→ Work task: From the first line to the last, print the data exactly as it appears.
>>>>>
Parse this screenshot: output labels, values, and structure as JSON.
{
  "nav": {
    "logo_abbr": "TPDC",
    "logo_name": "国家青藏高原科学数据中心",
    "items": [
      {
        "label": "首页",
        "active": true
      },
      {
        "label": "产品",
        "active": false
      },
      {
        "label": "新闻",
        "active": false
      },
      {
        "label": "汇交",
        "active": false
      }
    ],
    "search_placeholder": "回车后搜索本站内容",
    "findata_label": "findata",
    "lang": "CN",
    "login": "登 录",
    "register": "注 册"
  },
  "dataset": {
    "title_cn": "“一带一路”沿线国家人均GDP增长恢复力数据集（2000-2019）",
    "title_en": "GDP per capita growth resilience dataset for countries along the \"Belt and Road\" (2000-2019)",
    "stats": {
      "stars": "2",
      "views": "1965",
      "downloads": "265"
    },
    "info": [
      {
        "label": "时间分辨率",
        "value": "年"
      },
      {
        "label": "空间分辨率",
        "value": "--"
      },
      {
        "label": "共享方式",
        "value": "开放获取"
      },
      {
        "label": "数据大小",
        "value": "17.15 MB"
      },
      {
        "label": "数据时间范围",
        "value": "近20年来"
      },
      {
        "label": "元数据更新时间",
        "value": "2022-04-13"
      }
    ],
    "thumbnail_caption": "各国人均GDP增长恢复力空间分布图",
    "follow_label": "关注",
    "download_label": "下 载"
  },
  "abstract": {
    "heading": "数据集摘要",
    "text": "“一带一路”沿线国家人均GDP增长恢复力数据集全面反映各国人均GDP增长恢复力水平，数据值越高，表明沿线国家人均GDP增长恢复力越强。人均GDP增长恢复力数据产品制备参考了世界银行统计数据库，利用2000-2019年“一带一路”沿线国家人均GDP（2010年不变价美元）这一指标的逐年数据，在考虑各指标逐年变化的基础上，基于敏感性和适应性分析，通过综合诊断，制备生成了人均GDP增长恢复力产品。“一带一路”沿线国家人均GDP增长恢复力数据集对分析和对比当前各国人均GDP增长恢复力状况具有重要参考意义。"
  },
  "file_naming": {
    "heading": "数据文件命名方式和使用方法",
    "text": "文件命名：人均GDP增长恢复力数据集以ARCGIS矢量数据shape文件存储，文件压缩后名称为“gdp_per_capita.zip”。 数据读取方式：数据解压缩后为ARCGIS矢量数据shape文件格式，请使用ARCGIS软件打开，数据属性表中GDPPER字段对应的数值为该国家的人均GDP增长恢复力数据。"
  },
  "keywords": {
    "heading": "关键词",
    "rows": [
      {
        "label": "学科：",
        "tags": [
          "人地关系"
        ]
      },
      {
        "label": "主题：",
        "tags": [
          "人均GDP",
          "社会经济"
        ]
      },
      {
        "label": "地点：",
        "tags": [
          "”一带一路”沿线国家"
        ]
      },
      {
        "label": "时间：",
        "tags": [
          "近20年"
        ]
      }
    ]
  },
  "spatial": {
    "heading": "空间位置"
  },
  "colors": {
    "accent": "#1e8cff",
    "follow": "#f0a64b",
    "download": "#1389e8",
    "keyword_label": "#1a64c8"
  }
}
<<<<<
→ Response:
Parse this screenshot: output labels, values, and structure as JSON.
{
  "nav": {
    "logo_abbr": "TPDC",
    "logo_name": "国家青藏高原科学数据中心",
    "items": [
      {
        "label": "首页",
        "active": true
      },
      {
        "label": "产品",
        "active": false
      },
      {
        "label": "新闻",
        "active": false
      },
      {
        "label": "汇交",
        "active": false
      }
    ],
    "search_placeholder": "回车后搜索本站内容",
    "findata_label": "findata",
    "lang": "CN",
    "login": "登 录",
    "register": "注 册"
  },
  "dataset": {
    "title_cn": "“一带一路”沿线国家人均GDP增长恢复力数据集（2000-2019）",
    "title_en": "GDP per capita growth resilience dataset for countries along the \"Belt and Road\" (2000-2019)",
    "stats": {
      "stars": "2",
      "views": "1965",
      "downloads": "265"
    },
    "info": [
      {
        "label": "时间分辨率",
        "value": "年"
      },
      {
        "label": "空间分辨率",
        "value": "--"
      },
      {
        "label": "共享方式",
        "value": "开放获取"
      },
      {
        "label": "数据大小",
        "value": "17.15 MB"
      },
      {
        "label": "数据时间范围",
        "value": "近20年来"
      },
      {
        "label": "元数据更新时间",
        "value": "2022-04-13"
      }
    ],
    "thumbnail_caption": "各国人均GDP增长恢复力空间分布图",
    "follow_label": "关注",
    "download_label": "下 载"
  },
  "abstract": {
    "heading": "数据集摘要",
    "text": "“一带一路”沿线国家人均GDP增长恢复力数据集全面反映各国人均GDP增长恢复力水平，数据值越高，表明沿线国家人均GDP增长恢复力越强。人均GDP增长恢复力数据产品制备参考了世界银行统计数据库，利用2000-2019年“一带一路”沿线国家人均GDP（2010年不变价美元）这一指标的逐年数据，在考虑各指标逐年变化的基础上，基于敏感性和适应性分析，通过综合诊断，制备生成了人均GDP增长恢复力产品。“一带一路”沿线国家人均GDP增长恢复力数据集对分析和对比当前各国人均GDP增长恢复力状况具有重要参考意义。"
  },
  "file_naming": {
    "heading": "数据文件命名方式和使用方法",
    "text": "文件命名：人均GDP增长恢复力数据集以ARCGIS矢量数据shape文件存储，文件压缩后名称为“gdp_per_capita.zip”。 数据读取方式：数据解压缩后为ARCGIS矢量数据shape文件格式，请使用ARCGIS软件打开，数据属性表中GDPPER字段对应的数值为该国家的人均GDP增长恢复力数据。"
  },
  "keywords": {
    "heading": "关键词",
    "rows": [
      {
        "label": "学科：",
        "tags": [
          "人地关系"
        ]
      },
      {
        "label": "主题：",
        "tags": [
          "人均GDP",
          "社会经济"
        ]
      },
      {
        "label": "地点：",
        "tags": [
          "”一带一路”沿线国家"
        ]
      },
      {
        "label": "时间：",
        "tags": [
          "近20年"
        ]
      }
    ]
  },
  "spatial": {
    "heading": "空间位置"
  },
  "colors": {
    "accent": "#1e8cff",
    "follow": "#f0a64b",
    "download": "#1389e8",
    "keyword_label": "#1a64c8"
  }
}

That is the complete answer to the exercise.